“Palalakasin natin ang kakayahan ng Anti-Cybercrime group sa pamamagitan ng mas mabuting kagamitan at mga taong may kakayahan na ma tugunan ang problemang ito. Marami naman tayong kababayan na magagaling sa bagay na ito at maari natin silang hikayatin na sumama sa atin,” he added.
Eleazar is also confident that President Duterte will sign into law the proposed SIM Card Registration Act which requires social media users to register their real names and phone numbers.
Eleazar said the bill would certainly help in deterring misinformation and disinformation in various online platforms, particularly Facebook.
“Noon pa man ay talagang isinusulong na ng PNP ang SIM card registration dahil sa paglala ng cybercrime at bilang panlaban sa terorismo lalo na ginagamit noon ang prepaid SIM sa ilang bombing activities,” he added.

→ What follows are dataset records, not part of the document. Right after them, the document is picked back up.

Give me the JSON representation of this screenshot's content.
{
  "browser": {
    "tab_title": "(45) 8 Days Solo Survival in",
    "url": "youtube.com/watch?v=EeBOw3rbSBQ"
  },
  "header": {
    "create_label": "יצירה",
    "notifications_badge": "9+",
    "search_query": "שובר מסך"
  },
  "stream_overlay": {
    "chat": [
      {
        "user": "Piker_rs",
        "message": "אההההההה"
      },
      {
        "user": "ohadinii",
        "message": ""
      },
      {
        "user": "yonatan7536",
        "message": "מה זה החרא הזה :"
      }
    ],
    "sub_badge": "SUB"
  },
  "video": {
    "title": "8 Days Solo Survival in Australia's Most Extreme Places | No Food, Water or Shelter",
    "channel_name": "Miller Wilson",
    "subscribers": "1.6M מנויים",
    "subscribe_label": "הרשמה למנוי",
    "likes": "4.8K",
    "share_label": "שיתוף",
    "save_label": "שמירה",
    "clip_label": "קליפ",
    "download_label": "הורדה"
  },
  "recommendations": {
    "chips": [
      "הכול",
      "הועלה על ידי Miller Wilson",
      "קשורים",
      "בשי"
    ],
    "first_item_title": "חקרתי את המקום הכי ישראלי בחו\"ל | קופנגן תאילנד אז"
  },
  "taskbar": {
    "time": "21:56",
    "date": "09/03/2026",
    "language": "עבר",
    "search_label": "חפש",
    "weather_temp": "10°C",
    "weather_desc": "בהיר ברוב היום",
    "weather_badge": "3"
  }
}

“But as issues of fake news and trolls became the hot topic and concerns in the past few years, nakita natin na magiging useful din ito upang mapigilan ang culture of hate na namamayani na ngayon sa social media, which, sad to say, has already affected the core values of Filipinos,” he added.
The registration of real identities in social media is among the provisions included in the recently-ratified measure requiring the registration of mobile phones’ subscriber identity module (SIM) cards.
According to Eleazar, the proposed law will make it easier for authorities to trace and identify those “trolls” or those spreading fake news in social media through this proposed law.
“This is the time to use the social media responsibly and to use the social media platforms for healthy exchange of ideas for nation-building, instead of using them as platforms to sow hate and division among Filipinos,” he added.
Eleazar said one of the challenges that police investigators face in dealing with cybercrime is the use of prepaid SIM cards that are readily available and can be easily accessed by anybody.
Even before the social media became popular, he said spam text messages were already prevalent and prepaid SIM cards are being used by scammers and other criminal elements since they can be easily disposed and can be bought for a cheap price even on the streets.
“Kaya naman suportado natin ito because this will certainly compel everybody to observe decorum, decency and responsible use of social media,” said Eleazar.
“Freedom of expression is not absolute. Kung ang ating mga taga-media nga ay may sinusunod na ethics at at may safety nets to ensure accountability, dapat din itong i-expand to include social media,” he added.
As to the concerns that it could be abused and be used to violate one’s privacy rights, Eleazar said this can be remedied in the crafting of the Implementing Rules and Regulations, aside from the safety nets that were included in the bill.